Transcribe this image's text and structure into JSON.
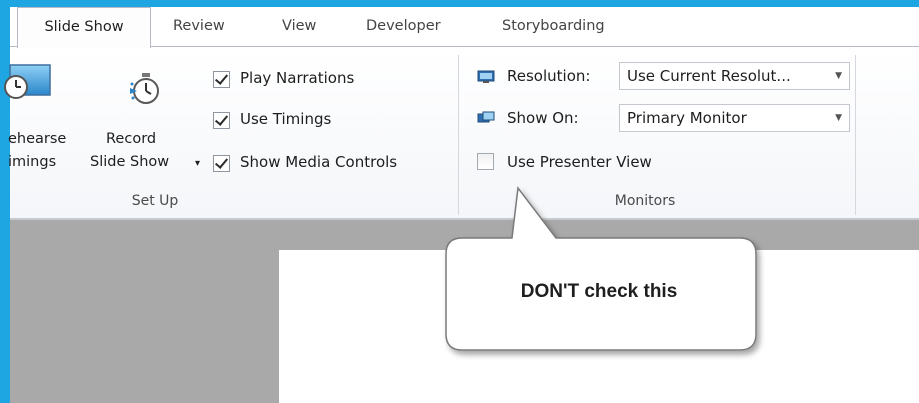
{
  "tabs": [
    {
      "label": "Slide Show",
      "active": true
    },
    {
      "label": "Review",
      "active": false
    },
    {
      "label": "View",
      "active": false
    },
    {
      "label": "Developer",
      "active": false
    },
    {
      "label": "Storyboarding",
      "active": false
    }
  ],
  "setup_group": {
    "rehearse_line1": "ehearse",
    "rehearse_line2": "imings",
    "record_line1": "Record",
    "record_line2": "Slide Show",
    "record_dropdown_glyph": "▾",
    "checkboxes": [
      {
        "label": "Play Narrations",
        "checked": true
      },
      {
        "label": "Use Timings",
        "checked": true
      },
      {
        "label": "Show Media Controls",
        "checked": true
      }
    ],
    "label": "Set Up"
  },
  "monitors_group": {
    "resolution_label": "Resolution:",
    "resolution_value": "Use Current Resolut...",
    "show_on_label": "Show On:",
    "show_on_value": "Primary Monitor",
    "presenter_view_label": "Use Presenter View",
    "presenter_view_checked": false,
    "label": "Monitors"
  },
  "callout": {
    "text": "DON'T check this"
  },
  "colors": {
    "frame_accent": "#1ea6e3",
    "workspace_gray": "#a9a9a9",
    "callout_border": "#7a7a7a"
  },
  "icons": [
    "rehearse-timings-icon",
    "record-stopwatch-icon",
    "resolution-monitor-icon",
    "show-on-monitor-icon",
    "dropdown-arrow-icon"
  ]
}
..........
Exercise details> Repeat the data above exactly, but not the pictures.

Problem solution>
Transcribe this image's text and structure into JSON.
{
  "tabs": [
    {
      "label": "Slide Show",
      "active": true
    },
    {
      "label": "Review",
      "active": false
    },
    {
      "label": "View",
      "active": false
    },
    {
      "label": "Developer",
      "active": false
    },
    {
      "label": "Storyboarding",
      "active": false
    }
  ],
  "setup_group": {
    "rehearse_line1": "ehearse",
    "rehearse_line2": "imings",
    "record_line1": "Record",
    "record_line2": "Slide Show",
    "record_dropdown_glyph": "▾",
    "checkboxes": [
      {
        "label": "Play Narrations",
        "checked": true
      },
      {
        "label": "Use Timings",
        "checked": true
      },
      {
        "label": "Show Media Controls",
        "checked": true
      }
    ],
    "label": "Set Up"
  },
  "monitors_group": {
    "resolution_label": "Resolution:",
    "resolution_value": "Use Current Resolut...",
    "show_on_label": "Show On:",
    "show_on_value": "Primary Monitor",
    "presenter_view_label": "Use Presenter View",
    "presenter_view_checked": false,
    "label": "Monitors"
  },
  "callout": {
    "text": "DON'T check this"
  },
  "colors": {
    "frame_accent": "#1ea6e3",
    "workspace_gray": "#a9a9a9",
    "callout_border": "#7a7a7a"
  },
  "icons": [
    "rehearse-timings-icon",
    "record-stopwatch-icon",
    "resolution-monitor-icon",
    "show-on-monitor-icon",
    "dropdown-arrow-icon"
  ]
}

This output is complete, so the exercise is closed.